On 4 October Alexander Lukashenko the President of Belarus said, “NATO is preparing for war with Belarus”. Belarusian Defense Minister Khrenin, in turn, said that “a number of countries neighbouring Belarus have already outlined the goals they want to achieve”. This statement, made at the highest level, shows that Belarus is creating a pretext for the return of Russian military presence in Belarus.
Belarusian officials are voicing the narrative of Kremlin propaganda, so such statements are not accidental. In voicing the Russian narrative and accusing the West (NATO) of aggressive intentions, Lukashenko is using the classic Soviet propaganda tactic of accusing his counterpart as an aggressor to justify his future decisions. From a foreign policy perspective, Lukashenko will demonise the West (NATO) as a permanent threat to Belarus and Russia.
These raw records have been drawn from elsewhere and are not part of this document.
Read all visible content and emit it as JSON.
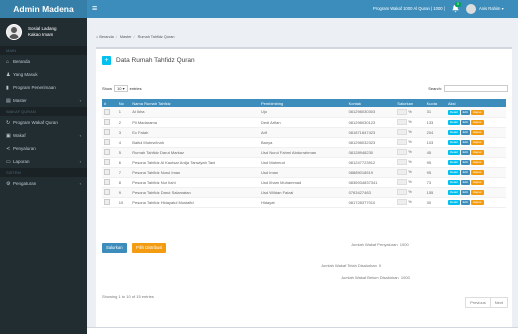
{
  "app": {
    "brand": "Admin Madena"
  },
  "user_panel": {
    "line1": "Sosial Ladang",
    "line2": "Kakao Imam"
  },
  "sidebar": {
    "header_main": "MAIN",
    "items": [
      {
        "label": "Beranda",
        "icon": "home-icon"
      },
      {
        "label": "Yang Masuk",
        "icon": "user-icon"
      },
      {
        "label": "Program Penerimaan",
        "icon": "bar-chart-icon"
      },
      {
        "label": "Master",
        "icon": "file-icon",
        "has_children": true
      }
    ],
    "header_wakaf": "WAKAF QURAN",
    "items2": [
      {
        "label": "Program Wakaf Quran",
        "icon": "refresh-icon"
      },
      {
        "label": "Wakaf",
        "icon": "gift-icon",
        "has_children": true
      },
      {
        "label": "Penyaluran",
        "icon": "share-icon"
      },
      {
        "label": "Laporan",
        "icon": "laptop-icon",
        "has_children": true
      }
    ],
    "header_sistem": "SISTEM",
    "items3": [
      {
        "label": "Pengaturan",
        "icon": "cogs-icon",
        "has_children": true
      }
    ]
  },
  "topbar": {
    "info": "Program Wakaf 1000 Al Quran | 1000 |",
    "badge": "0",
    "user": "Anis Rahim"
  },
  "breadcrumb": [
    "Beranda",
    "Master",
    "Rumah Tahfidz Quran"
  ],
  "box": {
    "title": "Data Rumah Tahfidz Quran"
  },
  "datatable": {
    "show_label": "Show",
    "show_value": "10",
    "entries_label": "entries",
    "search_label": "Search:",
    "columns": [
      "#",
      "No",
      "Nama Rumah Tahfidz",
      "Pembimbing",
      "Kontak",
      "Salurkan",
      "Kuota",
      "Aksi"
    ],
    "rows": [
      {
        "no": "1",
        "nama": "Al Ikha",
        "pembimbing": "Ujo",
        "kontak": "081298030303",
        "pct": "%",
        "kuota": "31"
      },
      {
        "no": "2",
        "nama": "Pii Madarama",
        "pembimbing": "Dedi Arfian",
        "kontak": "081298030123",
        "pct": "%",
        "kuota": "133"
      },
      {
        "no": "3",
        "nama": "Ec Fatah",
        "pembimbing": "Arif",
        "kontak": "081871847423",
        "pct": "%",
        "kuota": "204"
      },
      {
        "no": "4",
        "nama": "Baitul Mutma'inah",
        "pembimbing": "Banya",
        "kontak": "081298032323",
        "pct": "%",
        "kuota": "103"
      },
      {
        "no": "5",
        "nama": "Rumah Tahfidz Darut Markaz",
        "pembimbing": "Usd Nurul Fahmi Abdurrahman",
        "kontak": "08128948230",
        "pct": "%",
        "kuota": "45"
      },
      {
        "no": "6",
        "nama": "Pesona Tahfidz Al Kautsar Ardja Tanwiyah Tani",
        "pembimbing": "Usd Mahmud",
        "kontak": "081247723912",
        "pct": "%",
        "kuota": "95"
      },
      {
        "no": "7",
        "nama": "Pesona Tahfidz Nurul Iman",
        "pembimbing": "Usd Iman",
        "kontak": "08889018519",
        "pct": "%",
        "kuota": "95"
      },
      {
        "no": "8",
        "nama": "Pesona Tahfidz Nur Ilahi",
        "pembimbing": "Usd Ilham Muhammad",
        "kontak": "0836934837341",
        "pct": "%",
        "kuota": "73"
      },
      {
        "no": "9",
        "nama": "Pesona Tahfidz Darut Salamatan",
        "pembimbing": "Usd Wildan Faizal",
        "kontak": "0763427483",
        "pct": "%",
        "kuota": "155"
      },
      {
        "no": "10",
        "nama": "Pesona Tahfidz Hidayatul Mustafid",
        "pembimbing": "Hidayat",
        "kontak": "081728377010",
        "pct": "%",
        "kuota": "30"
      }
    ],
    "aksi_labels": {
      "detail": "Detail",
      "edit": "Edit",
      "hapus": "Hapus"
    }
  },
  "actions": {
    "salurkan": "Salurkan",
    "pilih_distribusi": "Pilih Distribusi"
  },
  "summary": {
    "jumlah_label": "Jumlah Wakaf Penyaluran",
    "jumlah_value": "1000",
    "wakaf_label": "Jumlah Wakaf Telah Disalurkan",
    "wakaf_value": "0",
    "sisa_label": "Jumlah Wakaf Belum Disalurkan",
    "sisa_value": "1000"
  },
  "footer": {
    "info": "Showing 1 to 10 of 15 entries",
    "previous": "Previous",
    "next": "Next"
  }
}
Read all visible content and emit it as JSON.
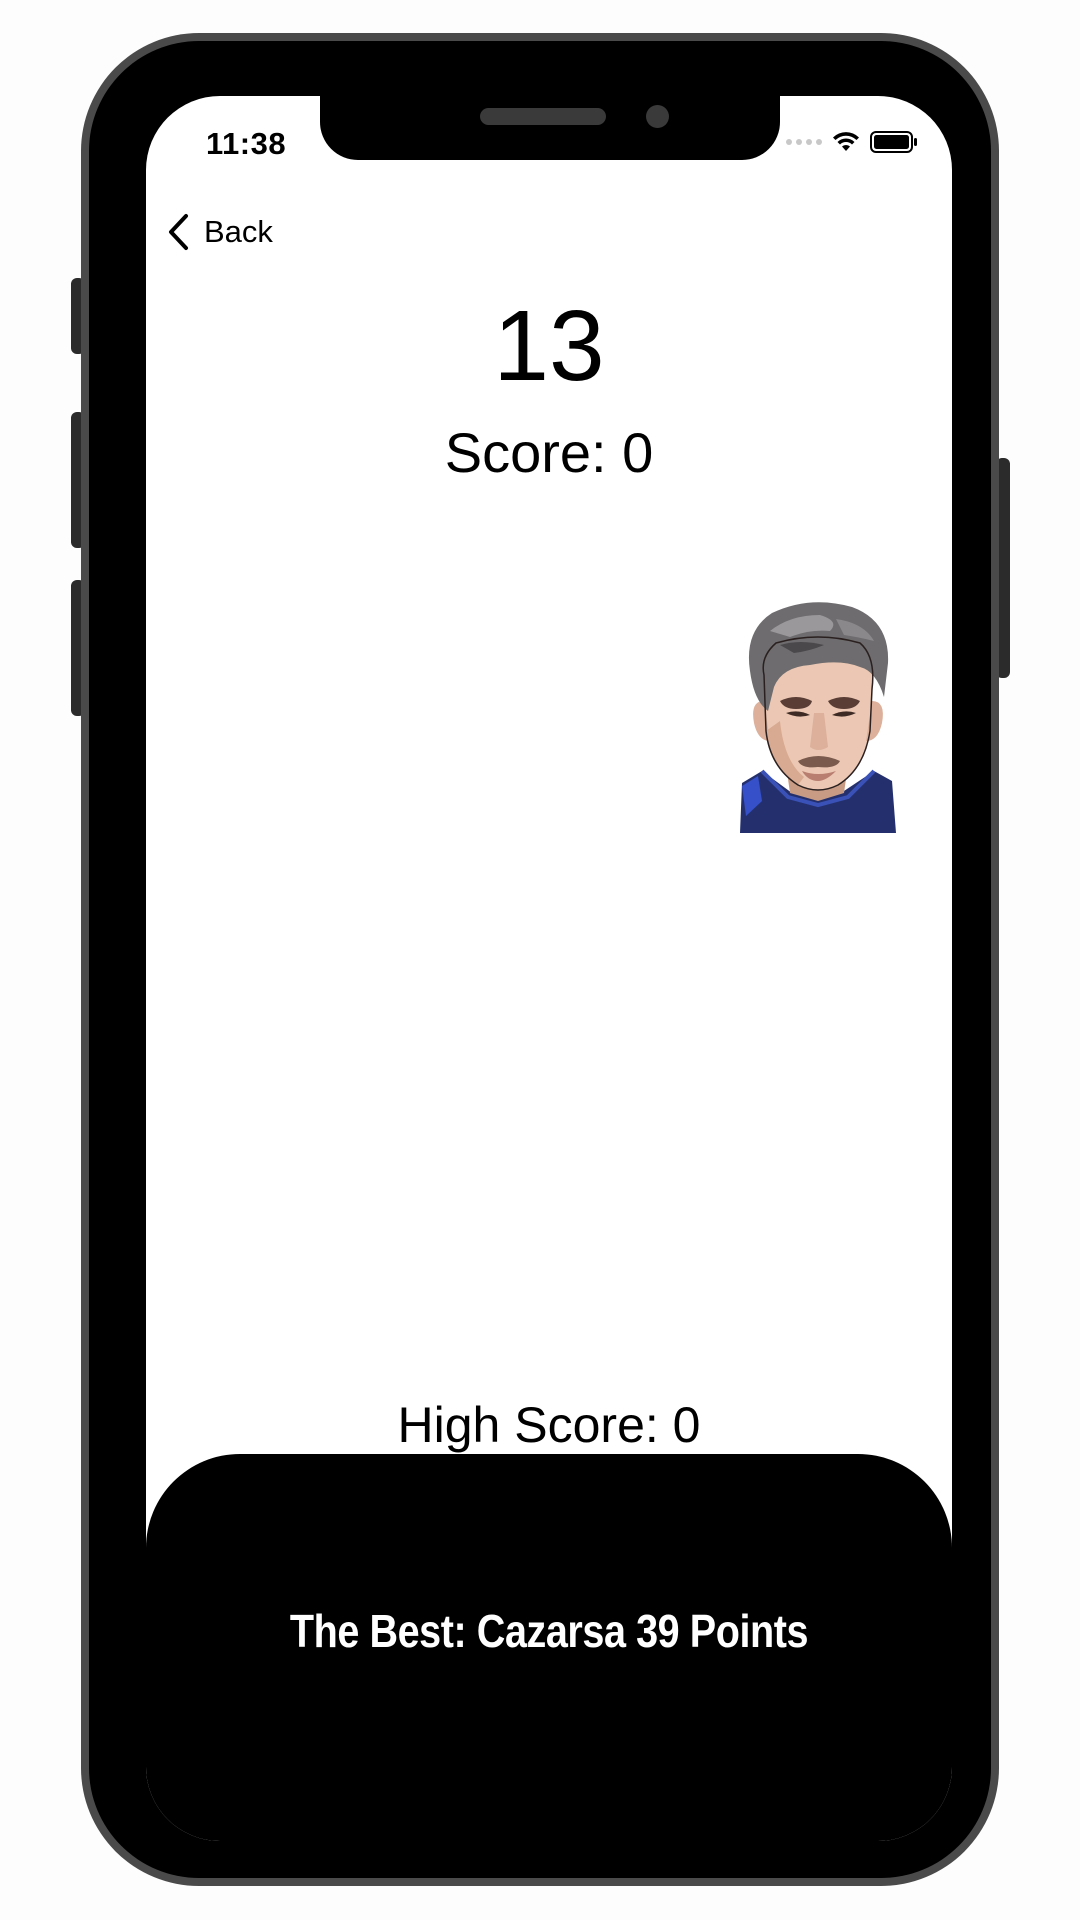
{
  "status_bar": {
    "time": "11:38",
    "icons": [
      "signal-dots-icon",
      "wifi-icon",
      "battery-icon"
    ]
  },
  "nav": {
    "back_label": "Back",
    "back_icon": "chevron-left-icon"
  },
  "game": {
    "counter": "13",
    "score": "Score: 0",
    "target_image": "player-face-image",
    "high_score": "High Score: 0"
  },
  "banner": {
    "text": "The Best: Cazarsa 39 Points"
  },
  "colors": {
    "background": "#ffffff",
    "text": "#000000",
    "banner_bg": "#000000",
    "banner_text": "#ffffff",
    "phone_frame": "#4a4a4a"
  }
}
On the domestic political front, Russian presence (including military) on the territory of Belarus may be expected to intensify.
The infrastructure for the deployment of 20,000 military personnel from Russia is being prepared in Belarus. They should strengthen the existing contingent, and in Putin’s vision, this could be a prologue to the establishment of a Russian military base in Belarus.
Russia has always regarded the army as an important tool in extending its political presence. Putin’s actions over the past year, the invasion of Ukraine, and the sham referenda all point to the fact that he is bolstering his “Greater Russia” project and is ready to annex neighbouring states. Belarus is already de facto annexed by Russia, and Putin is trying to consolidate Russia’s absolute influence there by consistently turning Belarus into an anti-Western outpost.
Lukashenko systematically accuses the West of aggressive intentions towards Belarus, and this fully matches the Kremlin narrative. The increase in the number of Russian troops on the territory of Belarus is an alarming sign not only for Ukraine but also for Europe.
Lukashenko has become a traitor to his own people, making them hostages of the Kremlin. He gave Putin an entire country without a fight, which has become a training ground and springboard for the Russian offensive against Ukraine.
The Russian military officers stationed on the territory of Belarus have caused outrage: 30 cases of rape have been registered in the last two weeks alone, which go unpunished because the Russian officers tacitly enjoy immunity.
Lukashenko’s words are a repetition of the Kremlin narrative, since the president of Belarus has neither his own opinion nor political will. He confirmed his loyalty to Russia, and indicated that he would side with Putin in the event of a conflict between Moscow and the West.
European countries should view Belarus and Russia as one in the context of a likely threat. Belarus is an ideal platform for Russia’s hybrid attacks on Europe such as, the artificially created migration crisis on the Belarusian-Polish border in autumn 2021. The Belarusian authorities lead public opinion for Russian propaganda. There should be no illusions that Lukashenko may change his rhetoric: because for him, this would mean the end of his rule. Accordingly the West should be prepared for mischief from Belarus in the short and medium term.